Intermittently over the first few months of my PhD we discussed the particularities of research in the H&Is. We shared the challenges of being based here: travel distances to essential training, supervisory meetings & conferences are often enormous. Some of us commute over a hundred miles to our campus library or office, which eats into vital research time and energy. During the recent spate of bad weather, some of us were snowed in, or ferries didn’t run – leaving people stranded for days. There are substantial costs attached to living in the H&Is: public transport can be extortionate (or non-existent), the long distances are expensive for car owners and there are serious shortages of affordable housing in many areas.

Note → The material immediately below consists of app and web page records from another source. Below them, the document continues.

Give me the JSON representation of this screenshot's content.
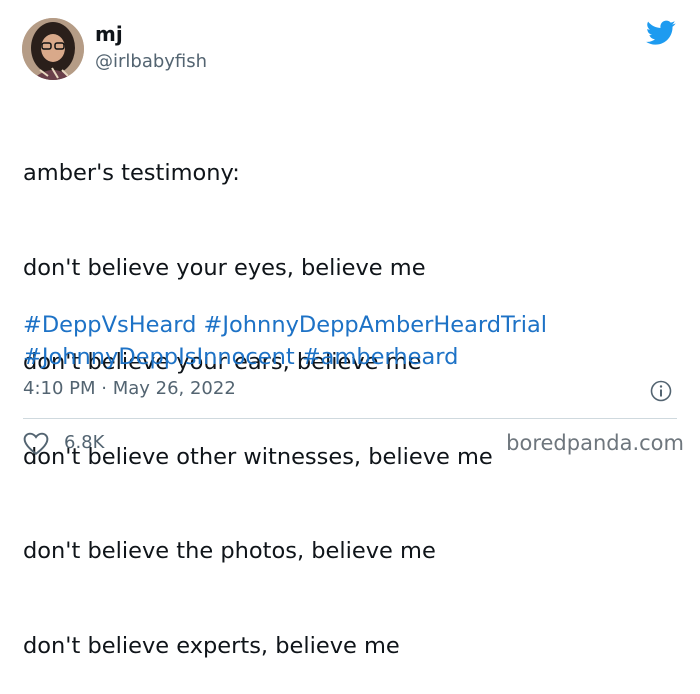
{
  "user": {
    "display_name": "mj",
    "handle": "@irlbabyfish"
  },
  "tweet": {
    "text_lines": [
      "amber's testimony:",
      "don't believe your eyes, believe me",
      "don't believe your ears, believe me",
      "don't believe other witnesses, believe me",
      "don't believe the photos, believe me",
      "don't believe experts, believe me"
    ],
    "hashtags": [
      "#DeppVsHeard",
      "#JohnnyDeppAmberHeardTrial",
      "#JohnnyDeppIsInnocent",
      "#amberheard"
    ],
    "timestamp": "4:10 PM · May 26, 2022",
    "likes": "6.8K"
  },
  "icons": {
    "logo": "twitter-bird-icon",
    "info": "info-icon",
    "like": "heart-icon"
  },
  "colors": {
    "accent": "#1d9bf0",
    "hashtag": "#1d72c6",
    "muted": "#536471"
  },
  "watermark": "boredpanda.com"
}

Gathering 1.jpg

Being part of an emerging cohort of PhD students in the H&Is has been a great source of support during my PhD (Picture: Stephanie Weir)

Yet, in our small cohort, we also spent a great deal of time sharing our joy at being afforded the opportunity to stay in, return to, or move to the H&Is. We frequently discussed how rewarding it is, both intellectually and personally, to be based so close to the communities we are researching. Each of us feels attached to the places we live and research in, and deeply invested in the future of the area. We recognise the value of local knowledge and memory to our research, and seek to incorporate these insights into our projects. Many of us have family here, and are grateful for the opportunity to fulfil our academic ambitions whilst staying close to the people and places we love.

A ‘Rethinking Remote’ Gathering

Within our small group, we knew of some other PhD students researching or living in the H&Is, and we were inspired to apply for funding for a residential gathering to bring a small group of PhD researchers together to reflect together and write about our experiences, focusing particularly on the concept of remoteness. Highlands & Islands Enterprise provided the funding for a gathering of 14 PhD students from 5 different Universities as well as 6 of the autonomous UHI Centres and institutions. This event took place in December at Moniack Mhor, Scotland’s Creative Writing Centre.

gathering stephanie weir.jpg

Moniack Mhor was the perfect setting for our gathering (Picture: Stephanie Weir)

I can honestly say that this was one of the most rewarding and stimulating events I’ve attended during my PhD. Alongside our discussions about the specificities of our projects and situations, I learned a lot about methodology from the other participants.

gathering matt sillars.jpg

During the event, we had a pop-up library to share articles & books (Picture: Matt Sillars)

We also had the opportunity to meet with HIE’s University Engagement Officer, and discuss in person how early career researchers and students can be supported across the region. Most importantly, in a very short space of time we developed a real sense of being part of a supportive community of researchers, despite the variety of institutions and fields represented in the group. As one participant exclaimed on the last evening: ‘This can’t be the last time we all meet!’

It’s been such an exciting thing to be part of, and I can’t wait to see how this new community of PhD students grows and evolves.

We are always seeking new guest bloggers! If you have an idea for a blog post or would like to informally discuss writing for the SGSAH blog please get in touch with Joanna via email at, or connect with the blog on Twitter

For regular news, updates and opportunities follow SGSAH on both Twitter and Facebook

3 thoughts on “Rethinking Remote: PhD communities in the Highlands & Islands

Leave a Reply

Fill in your details below or click an icon to log in: Logo

You are commenting using your account. Log Out /  Change )

Twitter picture

You are commenting using your Twitter account. Log Out /  Change )

Facebook photo

You are commenting using your Facebook account. Log Out /  Change )

Connecting to %s